Task to complete:
With no line omitted, restate the records below exactly as they appear.

Provided information:
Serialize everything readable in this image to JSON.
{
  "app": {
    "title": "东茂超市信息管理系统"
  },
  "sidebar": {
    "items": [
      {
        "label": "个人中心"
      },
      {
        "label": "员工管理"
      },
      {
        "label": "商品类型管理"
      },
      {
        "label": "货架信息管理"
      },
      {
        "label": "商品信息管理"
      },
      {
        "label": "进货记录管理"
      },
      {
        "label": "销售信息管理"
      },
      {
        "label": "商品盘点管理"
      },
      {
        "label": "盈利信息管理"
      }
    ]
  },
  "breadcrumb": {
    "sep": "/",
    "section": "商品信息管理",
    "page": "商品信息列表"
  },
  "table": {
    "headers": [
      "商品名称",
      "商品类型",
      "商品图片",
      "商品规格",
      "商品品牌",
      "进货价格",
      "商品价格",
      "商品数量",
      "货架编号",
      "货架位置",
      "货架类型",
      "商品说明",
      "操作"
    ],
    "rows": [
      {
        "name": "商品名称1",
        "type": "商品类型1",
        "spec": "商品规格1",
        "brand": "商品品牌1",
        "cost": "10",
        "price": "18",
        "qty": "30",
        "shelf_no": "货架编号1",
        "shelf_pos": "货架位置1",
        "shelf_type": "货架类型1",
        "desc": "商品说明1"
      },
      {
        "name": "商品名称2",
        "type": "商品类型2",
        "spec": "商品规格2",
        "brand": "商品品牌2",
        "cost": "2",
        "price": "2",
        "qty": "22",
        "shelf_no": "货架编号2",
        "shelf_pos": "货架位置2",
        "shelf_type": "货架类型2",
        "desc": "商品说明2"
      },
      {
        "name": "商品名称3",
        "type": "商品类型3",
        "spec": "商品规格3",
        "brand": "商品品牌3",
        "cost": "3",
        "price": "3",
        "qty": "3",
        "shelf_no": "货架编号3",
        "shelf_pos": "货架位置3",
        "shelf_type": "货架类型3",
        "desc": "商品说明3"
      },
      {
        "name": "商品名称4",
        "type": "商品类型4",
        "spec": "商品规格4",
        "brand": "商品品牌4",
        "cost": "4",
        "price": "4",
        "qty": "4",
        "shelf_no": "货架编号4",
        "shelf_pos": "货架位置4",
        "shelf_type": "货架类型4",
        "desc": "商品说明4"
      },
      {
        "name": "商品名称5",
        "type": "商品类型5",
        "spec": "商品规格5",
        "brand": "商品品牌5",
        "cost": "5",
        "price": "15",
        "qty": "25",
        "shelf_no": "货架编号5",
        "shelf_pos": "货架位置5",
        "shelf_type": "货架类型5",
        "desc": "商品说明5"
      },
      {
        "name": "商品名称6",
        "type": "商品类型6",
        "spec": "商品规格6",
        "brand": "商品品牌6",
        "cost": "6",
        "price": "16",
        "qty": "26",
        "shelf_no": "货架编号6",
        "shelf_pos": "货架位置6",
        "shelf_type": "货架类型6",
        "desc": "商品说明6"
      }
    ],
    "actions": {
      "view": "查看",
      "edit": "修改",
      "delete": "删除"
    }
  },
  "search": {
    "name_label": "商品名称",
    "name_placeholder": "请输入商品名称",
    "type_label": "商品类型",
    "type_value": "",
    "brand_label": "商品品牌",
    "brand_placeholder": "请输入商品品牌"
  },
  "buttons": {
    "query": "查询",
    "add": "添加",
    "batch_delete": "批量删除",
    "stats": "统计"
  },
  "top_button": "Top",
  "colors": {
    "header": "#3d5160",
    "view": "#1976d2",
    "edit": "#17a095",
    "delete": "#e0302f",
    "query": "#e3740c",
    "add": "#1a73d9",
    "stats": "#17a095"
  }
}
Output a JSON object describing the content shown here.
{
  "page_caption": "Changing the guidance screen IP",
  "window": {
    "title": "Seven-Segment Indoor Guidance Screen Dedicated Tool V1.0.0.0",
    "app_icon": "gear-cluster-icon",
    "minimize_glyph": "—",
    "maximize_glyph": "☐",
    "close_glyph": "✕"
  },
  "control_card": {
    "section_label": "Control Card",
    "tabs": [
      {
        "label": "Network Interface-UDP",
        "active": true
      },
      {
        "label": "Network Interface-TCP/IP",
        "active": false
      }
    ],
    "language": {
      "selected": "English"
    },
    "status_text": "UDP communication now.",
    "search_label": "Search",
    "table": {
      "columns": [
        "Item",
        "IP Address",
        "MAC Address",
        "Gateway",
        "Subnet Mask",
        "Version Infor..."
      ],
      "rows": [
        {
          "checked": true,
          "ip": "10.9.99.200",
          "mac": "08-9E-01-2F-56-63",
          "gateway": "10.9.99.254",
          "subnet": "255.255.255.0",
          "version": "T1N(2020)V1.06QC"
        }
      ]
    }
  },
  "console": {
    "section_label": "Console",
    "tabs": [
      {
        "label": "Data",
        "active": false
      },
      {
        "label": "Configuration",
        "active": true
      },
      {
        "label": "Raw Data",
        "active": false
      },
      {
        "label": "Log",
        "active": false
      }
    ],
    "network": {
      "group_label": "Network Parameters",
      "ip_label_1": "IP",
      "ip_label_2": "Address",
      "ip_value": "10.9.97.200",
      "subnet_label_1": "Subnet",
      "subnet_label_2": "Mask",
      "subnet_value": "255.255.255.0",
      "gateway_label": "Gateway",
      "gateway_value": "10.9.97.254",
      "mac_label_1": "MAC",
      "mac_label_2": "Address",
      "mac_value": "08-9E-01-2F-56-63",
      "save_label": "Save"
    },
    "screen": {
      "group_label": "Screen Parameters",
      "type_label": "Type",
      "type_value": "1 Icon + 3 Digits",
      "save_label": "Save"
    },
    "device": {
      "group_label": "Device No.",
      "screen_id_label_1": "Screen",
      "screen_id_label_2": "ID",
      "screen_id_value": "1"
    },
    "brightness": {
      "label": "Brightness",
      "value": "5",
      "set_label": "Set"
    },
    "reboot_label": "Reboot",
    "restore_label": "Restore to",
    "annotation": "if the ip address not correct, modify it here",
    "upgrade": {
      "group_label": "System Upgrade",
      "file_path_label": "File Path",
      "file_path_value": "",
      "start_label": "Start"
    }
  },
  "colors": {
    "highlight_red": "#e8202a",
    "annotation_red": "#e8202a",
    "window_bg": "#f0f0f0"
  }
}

Expected output:
Serialize everything readable in this image to JSON.
{
  "app": {
    "title": "东茂超市信息管理系统"
  },
  "sidebar": {
    "items": [
      {
        "label": "个人中心"
      },
      {
        "label": "员工管理"
      },
      {
        "label": "商品类型管理"
      },
      {
        "label": "货架信息管理"
      },
      {
        "label": "商品信息管理"
      },
      {
        "label": "进货记录管理"
      },
      {
        "label": "销售信息管理"
      },
      {
        "label": "商品盘点管理"
      },
      {
        "label": "盈利信息管理"
      }
    ]
  },
  "breadcrumb": {
    "sep": "/",
    "section": "商品信息管理",
    "page": "商品信息列表"
  },
  "table": {
    "headers": [
      "商品名称",
      "商品类型",
      "商品图片",
      "商品规格",
      "商品品牌",
      "进货价格",
      "商品价格",
      "商品数量",
      "货架编号",
      "货架位置",
      "货架类型",
      "商品说明",
      "操作"
    ],
    "rows": [
      {
        "name": "商品名称1",
        "type": "商品类型1",
        "spec": "商品规格1",
        "brand": "商品品牌1",
        "cost": "10",
        "price": "18",
        "qty": "30",
        "shelf_no": "货架编号1",
        "shelf_pos": "货架位置1",
        "shelf_type": "货架类型1",
        "desc": "商品说明1"
      },
      {
        "name": "商品名称2",
        "type": "商品类型2",
        "spec": "商品规格2",
        "brand": "商品品牌2",
        "cost": "2",
        "price": "2",
        "qty": "22",
        "shelf_no": "货架编号2",
        "shelf_pos": "货架位置2",
        "shelf_type": "货架类型2",
        "desc": "商品说明2"
      },
      {
        "name": "商品名称3",
        "type": "商品类型3",
        "spec": "商品规格3",
        "brand": "商品品牌3",
        "cost": "3",
        "price": "3",
        "qty": "3",
        "shelf_no": "货架编号3",
        "shelf_pos": "货架位置3",
        "shelf_type": "货架类型3",
        "desc": "商品说明3"
      },
      {
        "name": "商品名称4",
        "type": "商品类型4",
        "spec": "商品规格4",
        "brand": "商品品牌4",
        "cost": "4",
        "price": "4",
        "qty": "4",
        "shelf_no": "货架编号4",
        "shelf_pos": "货架位置4",
        "shelf_type": "货架类型4",
        "desc": "商品说明4"
      },
      {
        "name": "商品名称5",
        "type": "商品类型5",
        "spec": "商品规格5",
        "brand": "商品品牌5",
        "cost": "5",
        "price": "15",
        "qty": "25",
        "shelf_no": "货架编号5",
        "shelf_pos": "货架位置5",
        "shelf_type": "货架类型5",
        "desc": "商品说明5"
      },
      {
        "name": "商品名称6",
        "type": "商品类型6",
        "spec": "商品规格6",
        "brand": "商品品牌6",
        "cost": "6",
        "price": "16",
        "qty": "26",
        "shelf_no": "货架编号6",
        "shelf_pos": "货架位置6",
        "shelf_type": "货架类型6",
        "desc": "商品说明6"
      }
    ],
    "actions": {
      "view": "查看",
      "edit": "修改",
      "delete": "删除"
    }
  },
  "search": {
    "name_label": "商品名称",
    "name_placeholder": "请输入商品名称",
    "type_label": "商品类型",
    "type_value": "",
    "brand_label": "商品品牌",
    "brand_placeholder": "请输入商品品牌"
  },
  "buttons": {
    "query": "查询",
    "add": "添加",
    "batch_delete": "批量删除",
    "stats": "统计"
  },
  "top_button": "Top",
  "colors": {
    "header": "#3d5160",
    "view": "#1976d2",
    "edit": "#17a095",
    "delete": "#e0302f",
    "query": "#e3740c",
    "add": "#1a73d9",
    "stats": "#17a095"
  }
}
Output a JSON object describing the content shown here.
{
  "page_caption": "Changing the guidance screen IP",
  "window": {
    "title": "Seven-Segment Indoor Guidance Screen Dedicated Tool V1.0.0.0",
    "app_icon": "gear-cluster-icon",
    "minimize_glyph": "—",
    "maximize_glyph": "☐",
    "close_glyph": "✕"
  },
  "control_card": {
    "section_label": "Control Card",
    "tabs": [
      {
        "label": "Network Interface-UDP",
        "active": true
      },
      {
        "label": "Network Interface-TCP/IP",
        "active": false
      }
    ],
    "language": {
      "selected": "English"
    },
    "status_text": "UDP communication now.",
    "search_label": "Search",
    "table": {
      "columns": [
        "Item",
        "IP Address",
        "MAC Address",
        "Gateway",
        "Subnet Mask",
        "Version Infor..."
      ],
      "rows": [
        {
          "checked": true,
          "ip": "10.9.99.200",
          "mac": "08-9E-01-2F-56-63",
          "gateway": "10.9.99.254",
          "subnet": "255.255.255.0",
          "version": "T1N(2020)V1.06QC"
        }
      ]
    }
  },
  "console": {
    "section_label": "Console",
    "tabs": [
      {
        "label": "Data",
        "active": false
      },
      {
        "label": "Configuration",
        "active": true
      },
      {
        "label": "Raw Data",
        "active": false
      },
      {
        "label": "Log",
        "active": false
      }
    ],
    "network": {
      "group_label": "Network Parameters",
      "ip_label_1": "IP",
      "ip_label_2": "Address",
      "ip_value": "10.9.97.200",
      "subnet_label_1": "Subnet",
      "subnet_label_2": "Mask",
      "subnet_value": "255.255.255.0",
      "gateway_label": "Gateway",
      "gateway_value": "10.9.97.254",
      "mac_label_1": "MAC",
      "mac_label_2": "Address",
      "mac_value": "08-9E-01-2F-56-63",
      "save_label": "Save"
    },
    "screen": {
      "group_label": "Screen Parameters",
      "type_label": "Type",
      "type_value": "1 Icon + 3 Digits",
      "save_label": "Save"
    },
    "device": {
      "group_label": "Device No.",
      "screen_id_label_1": "Screen",
      "screen_id_label_2": "ID",
      "screen_id_value": "1"
    },
    "brightness": {
      "label": "Brightness",
      "value": "5",
      "set_label": "Set"
    },
    "reboot_label": "Reboot",
    "restore_label": "Restore to",
    "annotation": "if the ip address not correct, modify it here",
    "upgrade": {
      "group_label": "System Upgrade",
      "file_path_label": "File Path",
      "file_path_value": "",
      "start_label": "Start"
    }
  },
  "colors": {
    "highlight_red": "#e8202a",
    "annotation_red": "#e8202a",
    "window_bg": "#f0f0f0"
  }
}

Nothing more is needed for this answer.